Start of SOURCE RECORDS

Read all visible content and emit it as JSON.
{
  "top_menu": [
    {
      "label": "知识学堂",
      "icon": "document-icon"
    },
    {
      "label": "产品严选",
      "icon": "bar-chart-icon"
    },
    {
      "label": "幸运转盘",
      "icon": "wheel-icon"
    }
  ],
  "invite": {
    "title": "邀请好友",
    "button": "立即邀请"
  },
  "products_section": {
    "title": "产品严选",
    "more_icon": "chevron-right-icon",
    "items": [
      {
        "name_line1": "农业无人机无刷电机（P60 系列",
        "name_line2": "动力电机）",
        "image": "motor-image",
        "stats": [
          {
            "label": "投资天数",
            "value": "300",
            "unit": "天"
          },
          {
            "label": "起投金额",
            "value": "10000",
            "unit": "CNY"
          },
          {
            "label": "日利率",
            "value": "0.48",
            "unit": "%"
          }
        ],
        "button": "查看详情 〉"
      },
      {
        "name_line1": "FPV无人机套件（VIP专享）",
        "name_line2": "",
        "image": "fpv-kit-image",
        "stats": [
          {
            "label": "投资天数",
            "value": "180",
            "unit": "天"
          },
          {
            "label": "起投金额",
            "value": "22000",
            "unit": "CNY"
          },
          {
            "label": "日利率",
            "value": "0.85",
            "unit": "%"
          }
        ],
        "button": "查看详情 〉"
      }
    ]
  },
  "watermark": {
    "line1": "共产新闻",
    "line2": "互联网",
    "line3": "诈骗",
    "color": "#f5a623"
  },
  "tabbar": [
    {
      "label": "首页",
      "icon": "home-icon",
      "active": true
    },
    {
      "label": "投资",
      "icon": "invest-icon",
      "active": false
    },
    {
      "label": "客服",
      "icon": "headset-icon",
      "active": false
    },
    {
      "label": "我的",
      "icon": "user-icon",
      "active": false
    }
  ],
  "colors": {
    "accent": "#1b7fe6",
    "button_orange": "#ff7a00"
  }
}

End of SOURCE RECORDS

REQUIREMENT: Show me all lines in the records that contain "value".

EXPECTED OUTPUT:
            "value": "300",
            "value": "10000",
            "value": "0.48",
            "value": "180",
            "value": "22000",
            "value": "0.85",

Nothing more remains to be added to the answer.